▸ Your objective
Retype the records exactly, including every line.

▸ Data to process
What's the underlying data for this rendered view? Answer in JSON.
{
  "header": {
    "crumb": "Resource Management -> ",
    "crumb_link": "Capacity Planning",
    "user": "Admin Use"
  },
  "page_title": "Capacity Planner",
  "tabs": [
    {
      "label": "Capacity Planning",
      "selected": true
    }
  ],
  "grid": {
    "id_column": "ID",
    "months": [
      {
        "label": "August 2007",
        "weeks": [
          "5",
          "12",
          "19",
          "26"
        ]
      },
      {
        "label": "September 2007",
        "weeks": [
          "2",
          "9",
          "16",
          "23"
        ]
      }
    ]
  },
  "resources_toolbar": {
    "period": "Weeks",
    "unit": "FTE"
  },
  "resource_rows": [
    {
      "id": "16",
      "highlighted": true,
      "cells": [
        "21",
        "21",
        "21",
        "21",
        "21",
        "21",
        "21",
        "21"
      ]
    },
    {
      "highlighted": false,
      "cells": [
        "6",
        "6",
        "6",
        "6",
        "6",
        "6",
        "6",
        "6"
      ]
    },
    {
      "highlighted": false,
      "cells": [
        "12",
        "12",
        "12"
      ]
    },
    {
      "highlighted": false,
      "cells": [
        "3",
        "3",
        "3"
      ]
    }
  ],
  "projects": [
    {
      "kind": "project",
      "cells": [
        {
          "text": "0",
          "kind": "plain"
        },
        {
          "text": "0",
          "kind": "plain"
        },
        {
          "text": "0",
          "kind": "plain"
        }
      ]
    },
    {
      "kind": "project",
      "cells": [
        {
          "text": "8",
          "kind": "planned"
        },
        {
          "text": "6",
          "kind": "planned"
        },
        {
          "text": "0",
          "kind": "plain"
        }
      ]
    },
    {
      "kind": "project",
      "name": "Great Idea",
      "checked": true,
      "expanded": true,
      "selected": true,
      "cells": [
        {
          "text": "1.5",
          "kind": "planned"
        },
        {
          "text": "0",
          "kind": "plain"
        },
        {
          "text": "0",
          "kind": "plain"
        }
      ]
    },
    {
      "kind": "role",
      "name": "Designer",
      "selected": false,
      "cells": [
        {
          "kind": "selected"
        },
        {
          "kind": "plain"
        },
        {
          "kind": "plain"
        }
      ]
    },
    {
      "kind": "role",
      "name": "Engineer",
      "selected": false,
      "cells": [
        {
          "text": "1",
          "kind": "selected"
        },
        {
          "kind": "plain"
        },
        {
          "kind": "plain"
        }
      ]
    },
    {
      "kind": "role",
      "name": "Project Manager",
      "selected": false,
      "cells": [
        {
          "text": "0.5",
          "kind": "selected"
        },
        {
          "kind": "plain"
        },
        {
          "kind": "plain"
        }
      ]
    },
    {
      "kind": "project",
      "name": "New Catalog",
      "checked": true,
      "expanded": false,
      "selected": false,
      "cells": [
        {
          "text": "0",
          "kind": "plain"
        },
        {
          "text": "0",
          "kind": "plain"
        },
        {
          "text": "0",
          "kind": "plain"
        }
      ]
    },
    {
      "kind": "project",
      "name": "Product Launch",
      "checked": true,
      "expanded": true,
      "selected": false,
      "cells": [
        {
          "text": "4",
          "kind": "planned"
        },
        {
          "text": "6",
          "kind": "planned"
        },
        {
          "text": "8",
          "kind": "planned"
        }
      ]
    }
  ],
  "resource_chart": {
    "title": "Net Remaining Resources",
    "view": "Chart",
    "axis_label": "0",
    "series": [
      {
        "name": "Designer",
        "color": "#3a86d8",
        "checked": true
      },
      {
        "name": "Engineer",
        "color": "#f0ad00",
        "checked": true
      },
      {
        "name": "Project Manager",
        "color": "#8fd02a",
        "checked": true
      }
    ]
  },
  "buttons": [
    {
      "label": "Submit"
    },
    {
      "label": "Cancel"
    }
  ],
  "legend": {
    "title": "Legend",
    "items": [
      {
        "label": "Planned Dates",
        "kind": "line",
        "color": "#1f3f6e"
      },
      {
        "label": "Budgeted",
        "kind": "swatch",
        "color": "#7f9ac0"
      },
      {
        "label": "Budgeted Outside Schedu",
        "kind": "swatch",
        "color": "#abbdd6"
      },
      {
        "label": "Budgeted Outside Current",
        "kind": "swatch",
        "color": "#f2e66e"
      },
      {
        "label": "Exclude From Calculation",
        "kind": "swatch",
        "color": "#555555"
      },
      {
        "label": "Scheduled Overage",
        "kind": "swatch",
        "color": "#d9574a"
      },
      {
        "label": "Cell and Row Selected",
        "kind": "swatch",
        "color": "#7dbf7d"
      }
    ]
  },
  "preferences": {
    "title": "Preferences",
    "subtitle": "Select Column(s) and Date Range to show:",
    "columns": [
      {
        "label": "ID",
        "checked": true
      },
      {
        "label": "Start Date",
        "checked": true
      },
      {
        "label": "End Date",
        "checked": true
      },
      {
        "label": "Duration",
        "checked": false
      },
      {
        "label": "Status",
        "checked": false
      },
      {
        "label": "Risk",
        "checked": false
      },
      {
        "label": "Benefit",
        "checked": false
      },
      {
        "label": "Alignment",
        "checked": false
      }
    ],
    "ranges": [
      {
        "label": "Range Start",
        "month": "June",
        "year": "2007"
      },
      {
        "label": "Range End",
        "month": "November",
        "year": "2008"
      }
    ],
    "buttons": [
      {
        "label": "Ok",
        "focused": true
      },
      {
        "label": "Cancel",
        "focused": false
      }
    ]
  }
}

▸ Solution for this problem
What's the underlying data for this rendered view? Answer in JSON.
{
  "header": {
    "crumb": "Resource Management -> ",
    "crumb_link": "Capacity Planning",
    "user": "Admin Use"
  },
  "page_title": "Capacity Planner",
  "tabs": [
    {
      "label": "Capacity Planning",
      "selected": true
    }
  ],
  "grid": {
    "id_column": "ID",
    "months": [
      {
        "label": "August 2007",
        "weeks": [
          "5",
          "12",
          "19",
          "26"
        ]
      },
      {
        "label": "September 2007",
        "weeks": [
          "2",
          "9",
          "16",
          "23"
        ]
      }
    ]
  },
  "resources_toolbar": {
    "period": "Weeks",
    "unit": "FTE"
  },
  "resource_rows": [
    {
      "id": "16",
      "highlighted": true,
      "cells": [
        "21",
        "21",
        "21",
        "21",
        "21",
        "21",
        "21",
        "21"
      ]
    },
    {
      "highlighted": false,
      "cells": [
        "6",
        "6",
        "6",
        "6",
        "6",
        "6",
        "6",
        "6"
      ]
    },
    {
      "highlighted": false,
      "cells": [
        "12",
        "12",
        "12"
      ]
    },
    {
      "highlighted": false,
      "cells": [
        "3",
        "3",
        "3"
      ]
    }
  ],
  "projects": [
    {
      "kind": "project",
      "cells": [
        {
          "text": "0",
          "kind": "plain"
        },
        {
          "text": "0",
          "kind": "plain"
        },
        {
          "text": "0",
          "kind": "plain"
        }
      ]
    },
    {
      "kind": "project",
      "cells": [
        {
          "text": "8",
          "kind": "planned"
        },
        {
          "text": "6",
          "kind": "planned"
        },
        {
          "text": "0",
          "kind": "plain"
        }
      ]
    },
    {
      "kind": "project",
      "name": "Great Idea",
      "checked": true,
      "expanded": true,
      "selected": true,
      "cells": [
        {
          "text": "1.5",
          "kind": "planned"
        },
        {
          "text": "0",
          "kind": "plain"
        },
        {
          "text": "0",
          "kind": "plain"
        }
      ]
    },
    {
      "kind": "role",
      "name": "Designer",
      "selected": false,
      "cells": [
        {
          "kind": "selected"
        },
        {
          "kind": "plain"
        },
        {
          "kind": "plain"
        }
      ]
    },
    {
      "kind": "role",
      "name": "Engineer",
      "selected": false,
      "cells": [
        {
          "text": "1",
          "kind": "selected"
        },
        {
          "kind": "plain"
        },
        {
          "kind": "plain"
        }
      ]
    },
    {
      "kind": "role",
      "name": "Project Manager",
      "selected": false,
      "cells": [
        {
          "text": "0.5",
          "kind": "selected"
        },
        {
          "kind": "plain"
        },
        {
          "kind": "plain"
        }
      ]
    },
    {
      "kind": "project",
      "name": "New Catalog",
      "checked": true,
      "expanded": false,
      "selected": false,
      "cells": [
        {
          "text": "0",
          "kind": "plain"
        },
        {
          "text": "0",
          "kind": "plain"
        },
        {
          "text": "0",
          "kind": "plain"
        }
      ]
    },
    {
      "kind": "project",
      "name": "Product Launch",
      "checked": true,
      "expanded": true,
      "selected": false,
      "cells": [
        {
          "text": "4",
          "kind": "planned"
        },
        {
          "text": "6",
          "kind": "planned"
        },
        {
          "text": "8",
          "kind": "planned"
        }
      ]
    }
  ],
  "resource_chart": {
    "title": "Net Remaining Resources",
    "view": "Chart",
    "axis_label": "0",
    "series": [
      {
        "name": "Designer",
        "color": "#3a86d8",
        "checked": true
      },
      {
        "name": "Engineer",
        "color": "#f0ad00",
        "checked": true
      },
      {
        "name": "Project Manager",
        "color": "#8fd02a",
        "checked": true
      }
    ]
  },
  "buttons": [
    {
      "label": "Submit"
    },
    {
      "label": "Cancel"
    }
  ],
  "legend": {
    "title": "Legend",
    "items": [
      {
        "label": "Planned Dates",
        "kind": "line",
        "color": "#1f3f6e"
      },
      {
        "label": "Budgeted",
        "kind": "swatch",
        "color": "#7f9ac0"
      },
      {
        "label": "Budgeted Outside Schedu",
        "kind": "swatch",
        "color": "#abbdd6"
      },
      {
        "label": "Budgeted Outside Current",
        "kind": "swatch",
        "color": "#f2e66e"
      },
      {
        "label": "Exclude From Calculation",
        "kind": "swatch",
        "color": "#555555"
      },
      {
        "label": "Scheduled Overage",
        "kind": "swatch",
        "color": "#d9574a"
      },
      {
        "label": "Cell and Row Selected",
        "kind": "swatch",
        "color": "#7dbf7d"
      }
    ]
  },
  "preferences": {
    "title": "Preferences",
    "subtitle": "Select Column(s) and Date Range to show:",
    "columns": [
      {
        "label": "ID",
        "checked": true
      },
      {
        "label": "Start Date",
        "checked": true
      },
      {
        "label": "End Date",
        "checked": true
      },
      {
        "label": "Duration",
        "checked": false
      },
      {
        "label": "Status",
        "checked": false
      },
      {
        "label": "Risk",
        "checked": false
      },
      {
        "label": "Benefit",
        "checked": false
      },
      {
        "label": "Alignment",
        "checked": false
      }
    ],
    "ranges": [
      {
        "label": "Range Start",
        "month": "June",
        "year": "2007"
      },
      {
        "label": "Range End",
        "month": "November",
        "year": "2008"
      }
    ],
    "buttons": [
      {
        "label": "Ok",
        "focused": true
      },
      {
        "label": "Cancel",
        "focused": false
      }
    ]
  }
}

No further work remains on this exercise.